There's also an aggressive but seamless LOD system where hero trees can have fully implemented wind effects up close, but fade those effects to something more modest as the camera moves away, finally to a gentle global sway as the tree turns into a low-res 3D mesh or billboard.

An example of our real-time wind system appears in the video below:

Wind Behavior Preview in SpeedTree Modeler

Finally, there is a rolling wind effect that really helps to tie a set of trees together to make them look and behave like a single forest. It is particularly effective for grass fields.


How Does it Work?

Other pages in the wind documentation section cover the details, but the broad strokes of the wind 'pipeline' are as follows:

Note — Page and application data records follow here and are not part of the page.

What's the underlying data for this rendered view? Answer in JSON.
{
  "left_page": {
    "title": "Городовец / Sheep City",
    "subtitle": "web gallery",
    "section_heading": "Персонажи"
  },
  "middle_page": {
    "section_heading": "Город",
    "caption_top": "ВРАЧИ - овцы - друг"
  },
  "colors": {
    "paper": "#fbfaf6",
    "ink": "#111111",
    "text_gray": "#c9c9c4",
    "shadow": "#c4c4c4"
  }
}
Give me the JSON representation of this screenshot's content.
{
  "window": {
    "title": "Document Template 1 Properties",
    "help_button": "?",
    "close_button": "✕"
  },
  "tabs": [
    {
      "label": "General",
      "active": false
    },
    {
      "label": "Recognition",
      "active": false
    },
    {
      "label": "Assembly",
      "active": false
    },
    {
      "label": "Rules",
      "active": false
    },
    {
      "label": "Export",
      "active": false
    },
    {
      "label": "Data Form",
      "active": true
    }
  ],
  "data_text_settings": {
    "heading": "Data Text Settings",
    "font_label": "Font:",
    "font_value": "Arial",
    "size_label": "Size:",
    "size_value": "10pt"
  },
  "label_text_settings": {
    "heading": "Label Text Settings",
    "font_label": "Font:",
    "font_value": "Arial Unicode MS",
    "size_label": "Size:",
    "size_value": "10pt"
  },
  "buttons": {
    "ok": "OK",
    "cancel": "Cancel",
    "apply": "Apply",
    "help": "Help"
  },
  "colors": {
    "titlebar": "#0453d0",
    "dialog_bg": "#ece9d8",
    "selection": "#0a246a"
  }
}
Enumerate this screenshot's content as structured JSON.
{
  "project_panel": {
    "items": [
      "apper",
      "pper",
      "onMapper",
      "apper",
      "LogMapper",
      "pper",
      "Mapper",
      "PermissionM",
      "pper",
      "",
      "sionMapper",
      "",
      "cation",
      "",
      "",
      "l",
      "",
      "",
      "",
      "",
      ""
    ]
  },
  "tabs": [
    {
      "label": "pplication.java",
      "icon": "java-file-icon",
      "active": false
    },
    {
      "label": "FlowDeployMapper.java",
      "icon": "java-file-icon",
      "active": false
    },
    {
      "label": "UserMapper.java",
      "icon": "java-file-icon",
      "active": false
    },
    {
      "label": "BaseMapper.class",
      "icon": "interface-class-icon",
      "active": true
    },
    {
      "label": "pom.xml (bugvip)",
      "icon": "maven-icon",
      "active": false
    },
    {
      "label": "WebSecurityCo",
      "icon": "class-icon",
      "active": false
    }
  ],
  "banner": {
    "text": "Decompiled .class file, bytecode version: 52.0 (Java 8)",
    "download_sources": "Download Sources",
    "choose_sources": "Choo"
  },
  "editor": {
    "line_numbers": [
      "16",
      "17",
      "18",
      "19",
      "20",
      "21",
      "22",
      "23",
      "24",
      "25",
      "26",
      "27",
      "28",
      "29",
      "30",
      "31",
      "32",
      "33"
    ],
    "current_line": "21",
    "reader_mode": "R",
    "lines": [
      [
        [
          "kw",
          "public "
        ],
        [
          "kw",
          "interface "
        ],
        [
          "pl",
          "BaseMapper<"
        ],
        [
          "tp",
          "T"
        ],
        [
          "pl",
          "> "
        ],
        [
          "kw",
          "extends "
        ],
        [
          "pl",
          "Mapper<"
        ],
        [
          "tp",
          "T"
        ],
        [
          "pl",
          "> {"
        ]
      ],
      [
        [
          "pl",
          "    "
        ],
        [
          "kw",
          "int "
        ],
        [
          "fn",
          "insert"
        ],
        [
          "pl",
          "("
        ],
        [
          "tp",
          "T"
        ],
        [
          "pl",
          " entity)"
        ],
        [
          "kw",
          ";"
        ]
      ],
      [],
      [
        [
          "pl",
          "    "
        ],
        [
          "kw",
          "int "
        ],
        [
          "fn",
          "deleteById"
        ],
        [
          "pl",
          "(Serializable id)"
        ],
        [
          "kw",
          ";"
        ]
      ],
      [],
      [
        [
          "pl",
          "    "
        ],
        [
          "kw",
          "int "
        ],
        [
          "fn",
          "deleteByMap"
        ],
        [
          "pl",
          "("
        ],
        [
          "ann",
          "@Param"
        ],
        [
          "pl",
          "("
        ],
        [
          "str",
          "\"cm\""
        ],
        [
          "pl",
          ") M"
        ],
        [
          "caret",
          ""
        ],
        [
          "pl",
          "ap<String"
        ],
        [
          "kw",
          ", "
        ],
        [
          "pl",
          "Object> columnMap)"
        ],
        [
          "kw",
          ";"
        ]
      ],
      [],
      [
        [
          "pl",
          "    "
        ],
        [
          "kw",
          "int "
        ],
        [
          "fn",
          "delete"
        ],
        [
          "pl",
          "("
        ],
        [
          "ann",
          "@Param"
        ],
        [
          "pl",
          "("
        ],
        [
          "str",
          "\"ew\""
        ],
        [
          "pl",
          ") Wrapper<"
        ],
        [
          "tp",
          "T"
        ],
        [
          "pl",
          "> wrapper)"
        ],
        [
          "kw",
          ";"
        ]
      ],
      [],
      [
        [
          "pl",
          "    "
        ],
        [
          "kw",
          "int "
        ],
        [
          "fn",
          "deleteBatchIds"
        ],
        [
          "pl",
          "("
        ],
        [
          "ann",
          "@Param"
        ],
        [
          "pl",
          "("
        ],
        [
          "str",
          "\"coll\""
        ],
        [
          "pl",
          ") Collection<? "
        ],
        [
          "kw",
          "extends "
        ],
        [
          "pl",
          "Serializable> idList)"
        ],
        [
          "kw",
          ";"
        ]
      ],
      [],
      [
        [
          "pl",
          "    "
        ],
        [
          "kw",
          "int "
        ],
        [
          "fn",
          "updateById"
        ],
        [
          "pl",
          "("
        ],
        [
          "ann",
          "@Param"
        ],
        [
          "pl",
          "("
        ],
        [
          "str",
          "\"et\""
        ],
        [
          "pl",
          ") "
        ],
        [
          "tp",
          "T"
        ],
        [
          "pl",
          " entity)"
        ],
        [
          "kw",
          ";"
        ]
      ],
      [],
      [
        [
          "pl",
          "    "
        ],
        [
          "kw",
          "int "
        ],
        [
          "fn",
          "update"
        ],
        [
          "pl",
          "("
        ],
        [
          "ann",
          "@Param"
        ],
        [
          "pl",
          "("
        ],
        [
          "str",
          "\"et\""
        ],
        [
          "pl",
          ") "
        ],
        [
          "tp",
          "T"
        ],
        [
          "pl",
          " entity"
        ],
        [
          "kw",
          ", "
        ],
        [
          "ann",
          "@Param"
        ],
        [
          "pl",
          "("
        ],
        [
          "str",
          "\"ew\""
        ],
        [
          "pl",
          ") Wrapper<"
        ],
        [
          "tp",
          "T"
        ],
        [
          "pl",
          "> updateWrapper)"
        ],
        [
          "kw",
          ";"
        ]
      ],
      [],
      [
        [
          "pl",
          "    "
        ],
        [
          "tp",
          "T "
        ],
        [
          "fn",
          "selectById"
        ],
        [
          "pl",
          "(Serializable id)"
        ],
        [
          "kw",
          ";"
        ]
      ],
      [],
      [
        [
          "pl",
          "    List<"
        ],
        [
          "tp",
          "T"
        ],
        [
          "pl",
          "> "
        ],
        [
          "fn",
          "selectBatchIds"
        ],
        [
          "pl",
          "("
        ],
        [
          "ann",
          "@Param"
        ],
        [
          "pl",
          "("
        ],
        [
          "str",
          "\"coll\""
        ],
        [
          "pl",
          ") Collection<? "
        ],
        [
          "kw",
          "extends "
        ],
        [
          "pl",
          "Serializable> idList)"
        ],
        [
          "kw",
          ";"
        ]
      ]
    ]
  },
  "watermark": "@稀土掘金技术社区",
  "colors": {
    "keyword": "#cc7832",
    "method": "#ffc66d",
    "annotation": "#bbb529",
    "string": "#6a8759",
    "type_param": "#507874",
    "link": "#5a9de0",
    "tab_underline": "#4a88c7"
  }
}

  1. Modeler: Define the wind you want inside the SpeedTree Modeler. The highest level of wind is defined in this application, but note that for each modular wind effect you enable, more instructions will be added to the final vertex shader. This page details each effect option and its relative expense.

  2. SPM File:When an SPM file is saved from the Modeler and loaded into the Compiler, it comes with a number of SpeedTree-specific per-vertex values (i.e. vectors, weights, frequencies) that drive the wind behavior. The SPM also has all of the “global” values the user entered for the various wind behavior (e.g. is rolling wind enabled, if so, it'll contain the noise parameters, etc).

  3. Compiler: Within the Compiler, users have the option of toggling wind altogether, toggling just the rolling wind effect, and most importantly, tuning the wind LOD levels for each base tree. Once completed, each tree is baked into the SRT file, to be loaded and rendered by the SDK.

  4. Shader Templates: When the Compiler compiles SPM files into SRT files, it also generates a set of shaders to efficiently render that model based on the user preferences, set in both the Modeler and the Compiler. These templates contain the shader source that controls the wind algorithm and seamless LOD behavior. These templates can be freely modified. The main file is Include_Wind.fx which houses the high-level function SpeedTreeWindModel().

  5. C++ SDK: The CPU plays an important role in the wind simulation. Each base tree (SRT file) contains the user wind settings from the Modeler which feed the CWind class. As the forest frames are rendered, each base tree's CWind class acts as a state machine for the wind simulation for that type of tree, computing and uploading a few control variables to the wind shader constant buffer. This means that there will be some synchronization between instances of the same base class, but there are shader effects that serve to make each instance behave uniquely.


Odds and Ends

In the Modeler, there is an AppWizard that's pretty good at taking a solid first shot at tuning a tree model's wind parameters realistically. Users are free to tune its results once the wizard has been executed. The video below shows the results of running the Wind AppWizard on our Coconut Palm model:

Example Results with Modeler Wind AppWizard